Member states' decision to exclude the European Parliament from monitoring the EU's passport free area has blighted the entire Danish EU presidency, MEPs have said.
Denmark's minister of justice, Morten Bodskov, defended the move in the European Parliament's civil liberties committee on Wednesday (20 June), noting that member states will still seek out parliament's non-binding opinions on the issue.
Dear EUobserver reader
Subscribe now for unrestricted access to EUobserver.
Sign up for 30 days' free trial, no obligation. Full subscription only 15 € / month or 150 € / year.
- Unlimited access on desktop and mobile
- All premium articles, analysis, commentary and investigations
- EUobserver archives
EUobserver is the only independent news media covering EU affairs in Brussels and all 28 member states.
♡ We value your support.
If you already have an account click here to login.
"The Schengen [passport-free treaty] evaluation has attracted a lot of attention. The differences of opinion is too bad," he said.
MEPs - for the most part - remained unconvinced.
The assembly is currently boycotting the Danish presidency on five justice and home affairs dossiers until it gets a legislative role in the passport arena.
"It was much more than a difference of opinion, it was a breach of trust ... It is a pity that you have to end your presidency in this manner," Simon Busuttil, Maltese MEP from the centre-right EPP group, said.
The Socialist group also refuses to continue any negotiations on Schengen-related laws.
"We would have expected more from the presidency," said British centre-left MEP Claude Moraes.
The rift comes amid negotiations on new EU asylum laws on Thursday.
For her part, Romanian Liberal MEP Renate Weber criticised the Danes for failing to promote a "spirit of solidarity" inside Brussels on both the Schengen and the asylum issues.
Parliament wants member states to agree on outstanding points, such as grounds of detention, detention of vulnerable people - including children - automatic judicial review of detention orders and access to the labour market.
Moraes told Bodskov that asylum seekers should be allowed access to the labour market within nine months after lodging an application for international protection.
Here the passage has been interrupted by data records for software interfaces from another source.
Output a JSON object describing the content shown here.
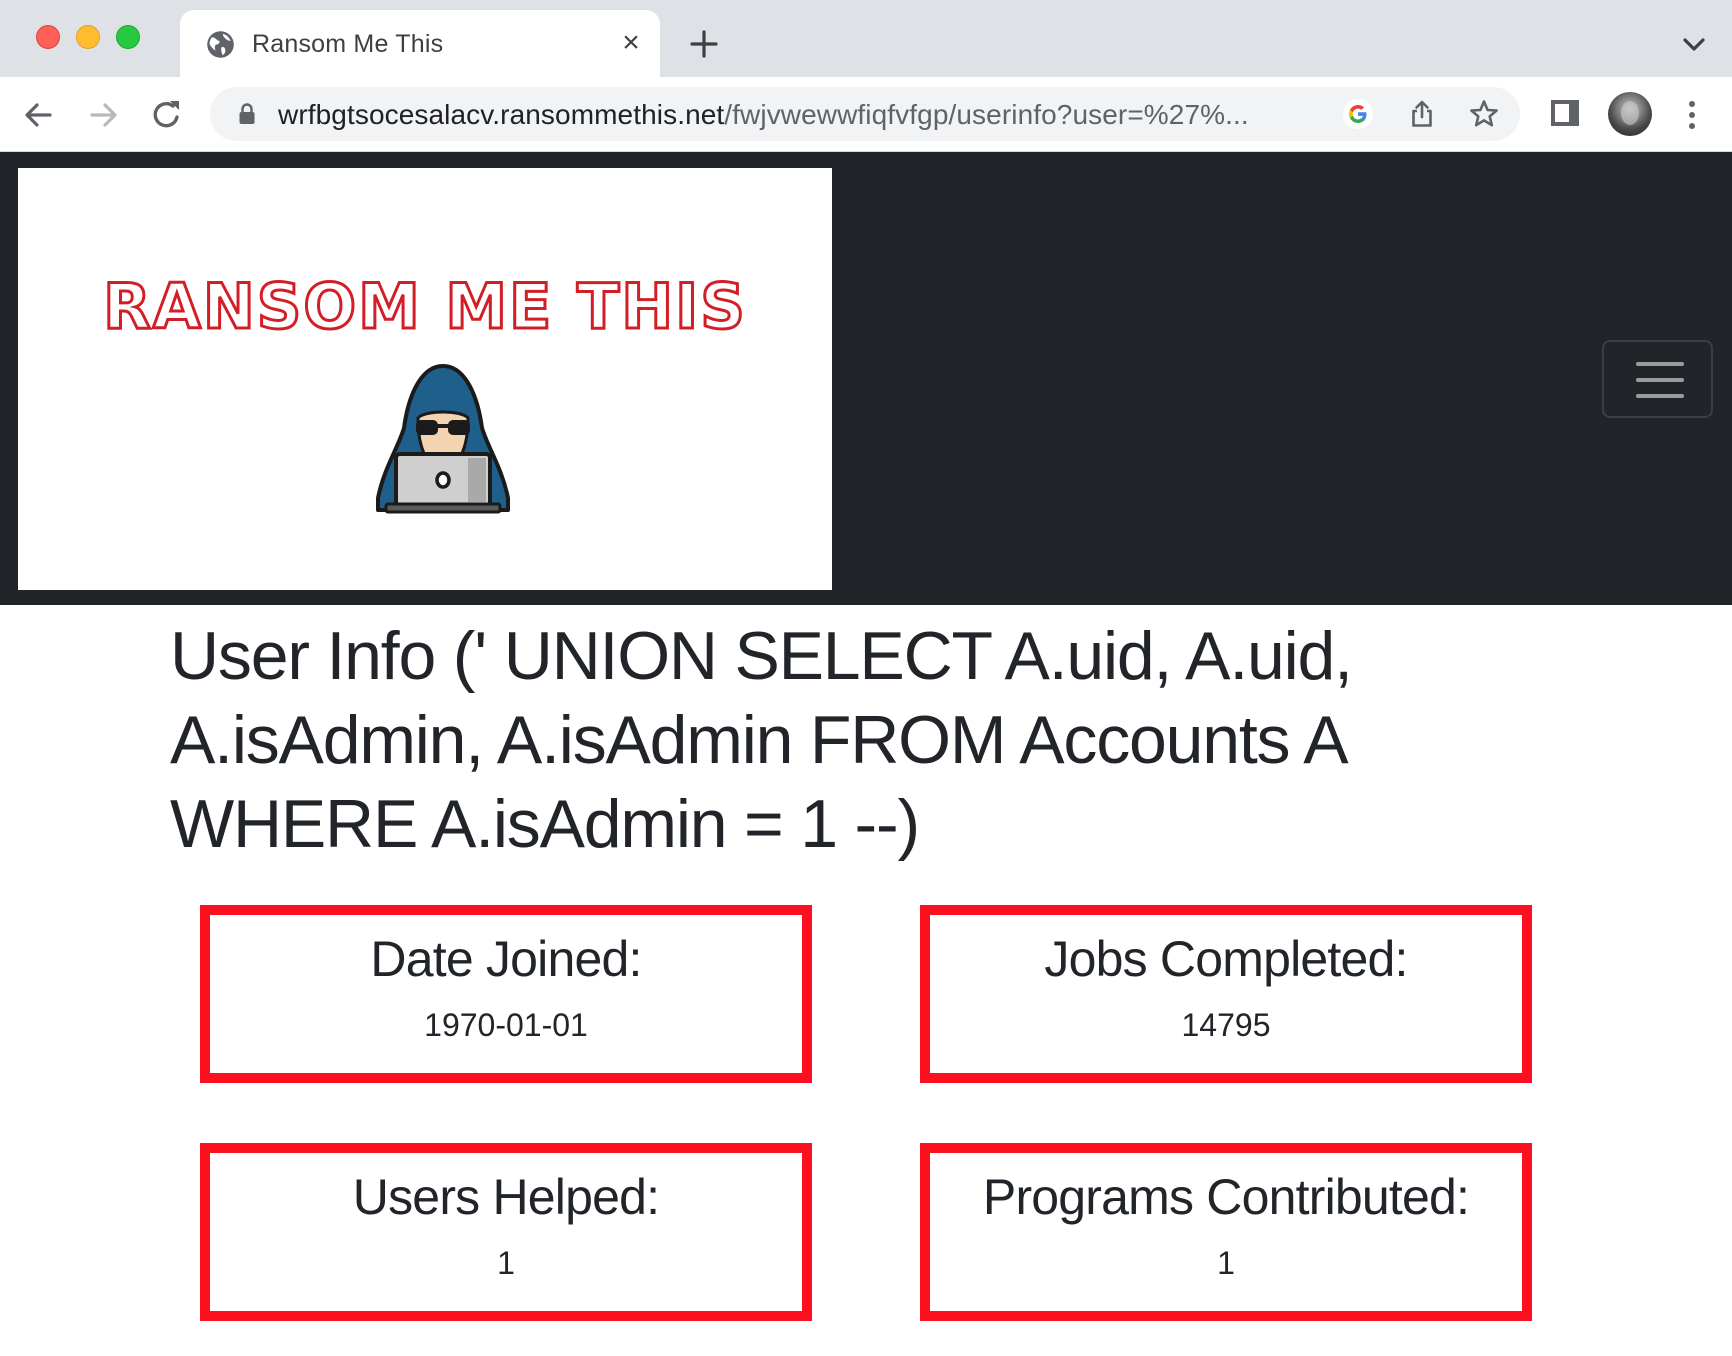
{
  "browser": {
    "tab": {
      "title": "Ransom Me This",
      "favicon": "globe-icon",
      "close": "×"
    },
    "new_tab": "+",
    "address_bar": {
      "host": "wrfbgtsocesalacv.ransommethis.net",
      "path": "/fwjvwewwfiqfvfgp/userinfo?user=%27%...",
      "secure_icon": "lock-icon"
    },
    "toolbar_icons": [
      "back-icon",
      "forward-icon",
      "reload-icon",
      "google-icon",
      "share-icon",
      "star-icon",
      "side-panel-icon",
      "avatar",
      "kebab-menu-icon"
    ]
  },
  "navbar": {
    "logo_text": "RANSOM ME THIS",
    "logo_image": "hooded-hacker-with-laptop",
    "toggler_icon": "hamburger-icon"
  },
  "page": {
    "title": "User Info (' UNION SELECT A.uid, A.uid, A.isAdmin, A.isAdmin FROM Accounts A WHERE A.isAdmin = 1 --)"
  },
  "stats": [
    {
      "label": "Date Joined:",
      "value": "1970-01-01"
    },
    {
      "label": "Jobs Completed:",
      "value": "14795"
    },
    {
      "label": "Users Helped:",
      "value": "1"
    },
    {
      "label": "Programs Contributed:",
      "value": "1"
    }
  ],
  "colors": {
    "navbar_bg": "#212529",
    "card_border": "#fc0f1e",
    "logo_red": "#d21f27",
    "text": "#212529",
    "chrome_bg": "#dee1e6"
  }
}
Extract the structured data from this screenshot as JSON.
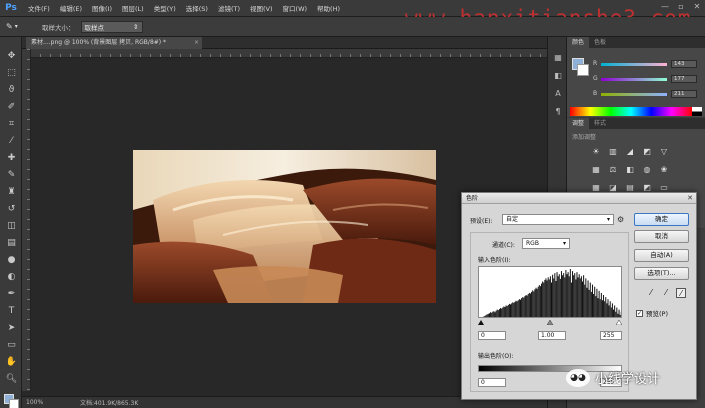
{
  "app": {
    "logo": "Ps"
  },
  "menu": [
    "文件(F)",
    "编辑(E)",
    "图像(I)",
    "图层(L)",
    "类型(Y)",
    "选择(S)",
    "滤镜(T)",
    "视图(V)",
    "窗口(W)",
    "帮助(H)"
  ],
  "window_controls": [
    "—",
    "▫",
    "✕"
  ],
  "watermark": "www.hanxitianshe3.com",
  "options": {
    "sample_size_label": "取样大小：",
    "sample_size_value": "取样点"
  },
  "document": {
    "tab_title": "素材....png @ 100% (背景图层 拷贝, RGB/8#) *",
    "zoom": "100%",
    "doc_info": "文档:401.9K/865.3K"
  },
  "color_panel": {
    "tabs": [
      "颜色",
      "色板"
    ],
    "rows": [
      {
        "letter": "R",
        "value": "143"
      },
      {
        "letter": "G",
        "value": "177"
      },
      {
        "letter": "B",
        "value": "211"
      }
    ],
    "fg_color": "#8fb1d8"
  },
  "adjustments_panel": {
    "tabs": [
      "调整",
      "样式"
    ],
    "title": "添加调整",
    "icons": [
      "brightness-icon",
      "levels-icon",
      "curves-icon",
      "exposure-icon",
      "vibrance-icon",
      "hue-icon",
      "balance-icon",
      "bw-icon",
      "photofilter-icon",
      "mixer-icon",
      "lookup-icon",
      "invert-icon",
      "posterize-icon",
      "threshold-icon",
      "gradientmap-icon",
      "selectivecolor-icon"
    ],
    "glyphs": [
      "☀",
      "▥",
      "◢",
      "◩",
      "▽",
      "▦",
      "⚖",
      "◧",
      "◍",
      "❀",
      "▦",
      "◪",
      "▤",
      "◩",
      "▭",
      "◫"
    ]
  },
  "levels_dialog": {
    "title": "色阶",
    "preset_label": "预设(E):",
    "preset_value": "自定",
    "channel_label": "通道(C):",
    "channel_value": "RGB",
    "input_label": "输入色阶(I):",
    "input_black": "0",
    "input_gamma": "1.00",
    "input_white": "255",
    "output_label": "输出色阶(O):",
    "output_black": "0",
    "output_white": "255",
    "buttons": {
      "ok": "确定",
      "cancel": "取消",
      "auto": "自动(A)",
      "options": "选项(T)..."
    },
    "preview_label": "预览(P)",
    "preview_checked": true,
    "histogram": [
      2,
      3,
      3,
      4,
      5,
      6,
      8,
      9,
      10,
      11,
      13,
      12,
      14,
      15,
      13,
      16,
      18,
      17,
      19,
      21,
      20,
      22,
      24,
      23,
      26,
      25,
      27,
      29,
      28,
      30,
      32,
      31,
      33,
      35,
      34,
      36,
      38,
      37,
      40,
      42,
      41,
      44,
      46,
      45,
      48,
      50,
      49,
      52,
      55,
      53,
      57,
      60,
      58,
      62,
      65,
      63,
      68,
      72,
      70,
      75,
      78,
      74,
      80,
      76,
      82,
      70,
      85,
      78,
      88,
      73,
      90,
      82,
      86,
      77,
      92,
      84,
      88,
      80,
      94,
      86,
      90,
      82,
      96,
      70,
      92,
      84,
      88,
      76,
      90,
      80,
      86,
      78,
      82,
      72,
      84,
      66,
      78,
      60,
      74,
      56,
      70,
      52,
      66,
      48,
      62,
      44,
      58,
      40,
      54,
      38,
      50,
      36,
      46,
      34,
      42,
      30,
      38,
      26,
      34,
      22,
      30,
      18,
      26,
      14,
      22,
      10,
      18,
      8,
      14,
      6
    ]
  },
  "wechat": {
    "label": "小线学设计"
  }
}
The European Commission, for its part, had originally proposed six months. Member states are reportedly pushing for 12 months.